McKinley spent two years to produce this collection. By her own admission, it was a time of personal struggle. The depth of feeling, the intensity and fire that burn in each song makes it clear that Baring The Soul is a deeply personal effort grounded in McKinley's solid musical talent and skill. Dino Govoni on tenor sax plays a beautiful duet with McKinley in "I Want You." Their voices trade back and forth in a mellow love fest, while on "Pride And Joy" their zest and joy dance out from the music. Brad Hatfield's piano on "Trouble Man" fills the space underneath the vocals with as much heart as a chorus of backup singers while maintaining a gorgeous balance that keeps a sultry urban-night feel rolling throughout. "Let's Get It On" melts. Stephen Angellis's stunning guitar work, coupled with McKinley's sultry vocals, is winning. You might want to kick your shoes off, because several of the cuts are going to make you want to dance.

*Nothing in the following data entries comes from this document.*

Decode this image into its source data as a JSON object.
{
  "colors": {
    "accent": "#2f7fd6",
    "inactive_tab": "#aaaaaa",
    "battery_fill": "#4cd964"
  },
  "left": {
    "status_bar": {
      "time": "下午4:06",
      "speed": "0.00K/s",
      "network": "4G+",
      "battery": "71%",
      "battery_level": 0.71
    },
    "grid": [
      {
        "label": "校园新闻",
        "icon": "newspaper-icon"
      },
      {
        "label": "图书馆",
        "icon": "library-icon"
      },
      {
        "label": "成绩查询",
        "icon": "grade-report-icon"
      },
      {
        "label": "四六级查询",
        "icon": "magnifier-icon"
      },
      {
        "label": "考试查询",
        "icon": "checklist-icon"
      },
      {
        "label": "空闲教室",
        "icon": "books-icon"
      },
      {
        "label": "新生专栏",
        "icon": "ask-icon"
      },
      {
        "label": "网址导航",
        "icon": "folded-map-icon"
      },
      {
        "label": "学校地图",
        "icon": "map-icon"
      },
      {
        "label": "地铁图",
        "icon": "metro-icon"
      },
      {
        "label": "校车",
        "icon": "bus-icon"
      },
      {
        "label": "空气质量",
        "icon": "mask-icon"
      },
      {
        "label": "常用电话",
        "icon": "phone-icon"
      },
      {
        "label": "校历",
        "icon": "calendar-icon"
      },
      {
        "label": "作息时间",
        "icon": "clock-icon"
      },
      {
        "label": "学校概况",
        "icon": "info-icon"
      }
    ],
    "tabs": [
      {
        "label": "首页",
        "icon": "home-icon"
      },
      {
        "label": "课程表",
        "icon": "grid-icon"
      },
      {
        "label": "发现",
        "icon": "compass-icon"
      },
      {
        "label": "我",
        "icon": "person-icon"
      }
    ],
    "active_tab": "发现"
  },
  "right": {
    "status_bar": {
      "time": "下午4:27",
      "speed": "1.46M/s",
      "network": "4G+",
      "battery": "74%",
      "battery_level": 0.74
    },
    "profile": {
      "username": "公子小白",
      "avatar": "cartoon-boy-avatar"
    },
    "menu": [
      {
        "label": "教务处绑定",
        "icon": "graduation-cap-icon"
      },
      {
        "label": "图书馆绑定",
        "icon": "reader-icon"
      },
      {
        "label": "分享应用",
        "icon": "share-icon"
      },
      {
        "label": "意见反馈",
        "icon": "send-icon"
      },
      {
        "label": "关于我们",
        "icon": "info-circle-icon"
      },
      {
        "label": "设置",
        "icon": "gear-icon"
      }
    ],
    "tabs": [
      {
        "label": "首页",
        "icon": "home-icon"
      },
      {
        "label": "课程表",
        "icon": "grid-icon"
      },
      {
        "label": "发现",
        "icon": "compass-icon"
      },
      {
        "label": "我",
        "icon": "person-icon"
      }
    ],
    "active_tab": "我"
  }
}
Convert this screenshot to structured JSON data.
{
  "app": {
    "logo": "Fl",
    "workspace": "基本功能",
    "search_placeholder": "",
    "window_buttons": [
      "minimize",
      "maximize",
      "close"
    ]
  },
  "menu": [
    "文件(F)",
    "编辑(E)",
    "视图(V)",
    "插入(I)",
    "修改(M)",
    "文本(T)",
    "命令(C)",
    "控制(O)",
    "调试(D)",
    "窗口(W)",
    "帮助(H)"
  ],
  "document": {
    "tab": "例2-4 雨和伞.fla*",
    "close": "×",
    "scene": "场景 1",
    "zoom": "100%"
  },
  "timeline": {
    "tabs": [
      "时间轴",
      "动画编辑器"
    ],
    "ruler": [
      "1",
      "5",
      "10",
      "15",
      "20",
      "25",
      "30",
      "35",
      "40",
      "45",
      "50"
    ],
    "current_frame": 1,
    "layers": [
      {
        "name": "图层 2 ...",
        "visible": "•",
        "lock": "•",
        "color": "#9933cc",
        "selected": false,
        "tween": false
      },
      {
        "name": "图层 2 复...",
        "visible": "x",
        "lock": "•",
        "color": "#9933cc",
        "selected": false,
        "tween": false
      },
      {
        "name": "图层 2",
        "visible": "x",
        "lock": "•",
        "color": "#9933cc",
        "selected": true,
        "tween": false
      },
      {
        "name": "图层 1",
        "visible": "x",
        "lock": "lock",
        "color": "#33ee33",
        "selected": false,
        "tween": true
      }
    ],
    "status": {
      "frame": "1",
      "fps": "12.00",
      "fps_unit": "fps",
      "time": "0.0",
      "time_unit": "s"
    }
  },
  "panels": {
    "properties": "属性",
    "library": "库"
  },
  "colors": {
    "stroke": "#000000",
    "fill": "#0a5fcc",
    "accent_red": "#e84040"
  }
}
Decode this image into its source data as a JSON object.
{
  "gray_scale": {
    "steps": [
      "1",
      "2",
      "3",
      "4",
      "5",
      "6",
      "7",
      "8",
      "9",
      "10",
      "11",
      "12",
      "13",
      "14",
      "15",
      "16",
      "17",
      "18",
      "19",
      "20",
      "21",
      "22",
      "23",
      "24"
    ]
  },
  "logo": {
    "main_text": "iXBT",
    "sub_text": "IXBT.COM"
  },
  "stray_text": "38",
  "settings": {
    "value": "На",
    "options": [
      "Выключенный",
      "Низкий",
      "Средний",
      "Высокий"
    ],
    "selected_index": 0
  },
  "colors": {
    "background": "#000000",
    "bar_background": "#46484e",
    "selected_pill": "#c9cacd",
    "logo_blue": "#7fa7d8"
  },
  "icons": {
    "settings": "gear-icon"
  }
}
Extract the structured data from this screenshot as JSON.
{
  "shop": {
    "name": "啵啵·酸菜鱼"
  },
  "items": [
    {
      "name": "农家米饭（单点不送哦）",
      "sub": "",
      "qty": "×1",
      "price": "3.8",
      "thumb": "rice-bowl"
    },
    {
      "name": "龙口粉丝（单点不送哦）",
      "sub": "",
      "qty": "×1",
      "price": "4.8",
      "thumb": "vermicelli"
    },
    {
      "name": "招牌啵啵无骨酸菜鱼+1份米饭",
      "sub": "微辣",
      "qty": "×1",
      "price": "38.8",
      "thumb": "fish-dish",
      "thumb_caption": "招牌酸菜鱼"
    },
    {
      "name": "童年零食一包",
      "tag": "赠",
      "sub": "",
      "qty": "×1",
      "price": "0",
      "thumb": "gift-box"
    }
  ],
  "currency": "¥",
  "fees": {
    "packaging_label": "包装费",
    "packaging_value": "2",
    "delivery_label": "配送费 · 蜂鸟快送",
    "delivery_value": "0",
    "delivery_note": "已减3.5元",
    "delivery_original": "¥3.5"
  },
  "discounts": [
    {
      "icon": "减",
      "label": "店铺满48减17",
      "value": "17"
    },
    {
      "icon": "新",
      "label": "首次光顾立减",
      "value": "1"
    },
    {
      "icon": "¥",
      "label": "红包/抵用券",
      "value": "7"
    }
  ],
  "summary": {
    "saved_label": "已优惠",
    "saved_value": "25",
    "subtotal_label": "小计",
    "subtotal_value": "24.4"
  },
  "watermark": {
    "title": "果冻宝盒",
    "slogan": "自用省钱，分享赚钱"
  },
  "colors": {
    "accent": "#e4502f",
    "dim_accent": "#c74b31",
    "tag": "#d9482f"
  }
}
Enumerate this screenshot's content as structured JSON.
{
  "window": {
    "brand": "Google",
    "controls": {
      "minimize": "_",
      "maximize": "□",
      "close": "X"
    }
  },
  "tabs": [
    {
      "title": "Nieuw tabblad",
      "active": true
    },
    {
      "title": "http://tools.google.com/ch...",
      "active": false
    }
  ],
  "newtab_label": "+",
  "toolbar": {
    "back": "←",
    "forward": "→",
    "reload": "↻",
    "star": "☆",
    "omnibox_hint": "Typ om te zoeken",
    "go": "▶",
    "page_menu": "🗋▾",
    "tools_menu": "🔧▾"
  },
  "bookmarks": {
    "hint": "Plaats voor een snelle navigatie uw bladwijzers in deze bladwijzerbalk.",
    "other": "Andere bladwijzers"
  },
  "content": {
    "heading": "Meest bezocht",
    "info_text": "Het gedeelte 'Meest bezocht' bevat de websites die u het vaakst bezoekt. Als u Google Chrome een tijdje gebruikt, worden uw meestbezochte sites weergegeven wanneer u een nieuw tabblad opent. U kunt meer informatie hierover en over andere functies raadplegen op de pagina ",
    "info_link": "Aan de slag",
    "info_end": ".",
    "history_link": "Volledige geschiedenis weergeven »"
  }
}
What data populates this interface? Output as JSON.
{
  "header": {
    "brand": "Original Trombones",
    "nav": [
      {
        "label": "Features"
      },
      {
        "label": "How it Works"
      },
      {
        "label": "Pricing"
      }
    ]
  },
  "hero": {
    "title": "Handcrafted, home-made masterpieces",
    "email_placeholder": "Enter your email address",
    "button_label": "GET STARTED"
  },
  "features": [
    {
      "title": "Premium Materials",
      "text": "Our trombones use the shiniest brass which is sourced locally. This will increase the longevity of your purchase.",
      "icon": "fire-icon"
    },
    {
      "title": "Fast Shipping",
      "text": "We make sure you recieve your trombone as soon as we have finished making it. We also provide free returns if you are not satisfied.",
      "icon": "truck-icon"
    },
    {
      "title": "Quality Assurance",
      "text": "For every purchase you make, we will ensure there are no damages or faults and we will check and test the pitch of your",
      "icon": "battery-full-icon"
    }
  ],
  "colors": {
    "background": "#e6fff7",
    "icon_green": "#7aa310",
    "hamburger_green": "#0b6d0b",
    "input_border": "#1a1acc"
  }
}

This album will be a delightful addition to your collection. And hearing it will make you want to follow the career of this talented young singer. You'll be glad to know that she's cut two addition CDs.
Sets range from 30 minutes to 90 minutes depending on the venue and/or set requirements.
There are no upcoming dates at this time.